What is needed — Please print the full listing exactly.

- Opening Delimiter -

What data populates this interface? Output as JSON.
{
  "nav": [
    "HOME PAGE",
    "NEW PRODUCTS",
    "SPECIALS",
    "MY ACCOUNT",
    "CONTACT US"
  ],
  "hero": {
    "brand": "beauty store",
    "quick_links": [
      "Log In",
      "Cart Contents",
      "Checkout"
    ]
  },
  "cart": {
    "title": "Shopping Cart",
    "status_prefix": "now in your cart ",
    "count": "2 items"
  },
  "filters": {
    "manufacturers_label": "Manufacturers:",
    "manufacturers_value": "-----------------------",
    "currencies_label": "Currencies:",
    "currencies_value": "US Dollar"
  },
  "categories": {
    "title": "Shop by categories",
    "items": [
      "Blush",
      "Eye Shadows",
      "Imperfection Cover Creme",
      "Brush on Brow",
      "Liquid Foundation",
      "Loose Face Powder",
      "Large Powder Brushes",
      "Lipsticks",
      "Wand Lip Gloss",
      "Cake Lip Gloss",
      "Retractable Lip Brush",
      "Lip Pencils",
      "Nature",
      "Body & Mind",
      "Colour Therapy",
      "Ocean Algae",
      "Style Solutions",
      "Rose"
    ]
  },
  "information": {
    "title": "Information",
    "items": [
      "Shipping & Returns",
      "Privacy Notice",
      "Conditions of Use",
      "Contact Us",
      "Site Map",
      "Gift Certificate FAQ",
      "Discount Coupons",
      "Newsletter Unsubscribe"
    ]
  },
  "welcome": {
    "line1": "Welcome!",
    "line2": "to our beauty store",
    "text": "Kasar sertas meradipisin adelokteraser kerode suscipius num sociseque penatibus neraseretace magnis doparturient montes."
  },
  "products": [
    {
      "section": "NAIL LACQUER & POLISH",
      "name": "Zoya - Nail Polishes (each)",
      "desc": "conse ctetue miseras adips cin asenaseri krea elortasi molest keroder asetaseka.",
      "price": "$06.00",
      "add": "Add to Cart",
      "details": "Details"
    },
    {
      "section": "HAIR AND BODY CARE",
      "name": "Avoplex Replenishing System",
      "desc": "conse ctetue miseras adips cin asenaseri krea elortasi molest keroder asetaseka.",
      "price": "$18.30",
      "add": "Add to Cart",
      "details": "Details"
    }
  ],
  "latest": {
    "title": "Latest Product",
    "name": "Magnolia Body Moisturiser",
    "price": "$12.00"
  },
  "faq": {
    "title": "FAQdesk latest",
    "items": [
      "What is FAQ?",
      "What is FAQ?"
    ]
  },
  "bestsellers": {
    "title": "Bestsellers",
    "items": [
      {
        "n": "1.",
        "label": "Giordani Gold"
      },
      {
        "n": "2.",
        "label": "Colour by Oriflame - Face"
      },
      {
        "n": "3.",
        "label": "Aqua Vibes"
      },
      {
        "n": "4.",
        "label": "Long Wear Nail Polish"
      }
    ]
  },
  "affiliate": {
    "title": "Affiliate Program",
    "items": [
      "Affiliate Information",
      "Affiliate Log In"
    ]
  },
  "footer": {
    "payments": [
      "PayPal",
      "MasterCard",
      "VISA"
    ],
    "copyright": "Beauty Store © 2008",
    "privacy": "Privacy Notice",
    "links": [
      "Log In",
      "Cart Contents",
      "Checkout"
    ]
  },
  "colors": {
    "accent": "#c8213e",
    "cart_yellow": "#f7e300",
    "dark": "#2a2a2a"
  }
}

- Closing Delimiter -

Finished task —
What data populates this interface? Output as JSON.
{
  "nav": [
    "HOME PAGE",
    "NEW PRODUCTS",
    "SPECIALS",
    "MY ACCOUNT",
    "CONTACT US"
  ],
  "hero": {
    "brand": "beauty store",
    "quick_links": [
      "Log In",
      "Cart Contents",
      "Checkout"
    ]
  },
  "cart": {
    "title": "Shopping Cart",
    "status_prefix": "now in your cart ",
    "count": "2 items"
  },
  "filters": {
    "manufacturers_label": "Manufacturers:",
    "manufacturers_value": "-----------------------",
    "currencies_label": "Currencies:",
    "currencies_value": "US Dollar"
  },
  "categories": {
    "title": "Shop by categories",
    "items": [
      "Blush",
      "Eye Shadows",
      "Imperfection Cover Creme",
      "Brush on Brow",
      "Liquid Foundation",
      "Loose Face Powder",
      "Large Powder Brushes",
      "Lipsticks",
      "Wand Lip Gloss",
      "Cake Lip Gloss",
      "Retractable Lip Brush",
      "Lip Pencils",
      "Nature",
      "Body & Mind",
      "Colour Therapy",
      "Ocean Algae",
      "Style Solutions",
      "Rose"
    ]
  },
  "information": {
    "title": "Information",
    "items": [
      "Shipping & Returns",
      "Privacy Notice",
      "Conditions of Use",
      "Contact Us",
      "Site Map",
      "Gift Certificate FAQ",
      "Discount Coupons",
      "Newsletter Unsubscribe"
    ]
  },
  "welcome": {
    "line1": "Welcome!",
    "line2": "to our beauty store",
    "text": "Kasar sertas meradipisin adelokteraser kerode suscipius num sociseque penatibus neraseretace magnis doparturient montes."
  },
  "products": [
    {
      "section": "NAIL LACQUER & POLISH",
      "name": "Zoya - Nail Polishes (each)",
      "desc": "conse ctetue miseras adips cin asenaseri krea elortasi molest keroder asetaseka.",
      "price": "$06.00",
      "add": "Add to Cart",
      "details": "Details"
    },
    {
      "section": "HAIR AND BODY CARE",
      "name": "Avoplex Replenishing System",
      "desc": "conse ctetue miseras adips cin asenaseri krea elortasi molest keroder asetaseka.",
      "price": "$18.30",
      "add": "Add to Cart",
      "details": "Details"
    }
  ],
  "latest": {
    "title": "Latest Product",
    "name": "Magnolia Body Moisturiser",
    "price": "$12.00"
  },
  "faq": {
    "title": "FAQdesk latest",
    "items": [
      "What is FAQ?",
      "What is FAQ?"
    ]
  },
  "bestsellers": {
    "title": "Bestsellers",
    "items": [
      {
        "n": "1.",
        "label": "Giordani Gold"
      },
      {
        "n": "2.",
        "label": "Colour by Oriflame - Face"
      },
      {
        "n": "3.",
        "label": "Aqua Vibes"
      },
      {
        "n": "4.",
        "label": "Long Wear Nail Polish"
      }
    ]
  },
  "affiliate": {
    "title": "Affiliate Program",
    "items": [
      "Affiliate Information",
      "Affiliate Log In"
    ]
  },
  "footer": {
    "payments": [
      "PayPal",
      "MasterCard",
      "VISA"
    ],
    "copyright": "Beauty Store © 2008",
    "privacy": "Privacy Notice",
    "links": [
      "Log In",
      "Cart Contents",
      "Checkout"
    ]
  },
  "colors": {
    "accent": "#c8213e",
    "cart_yellow": "#f7e300",
    "dark": "#2a2a2a"
  }
}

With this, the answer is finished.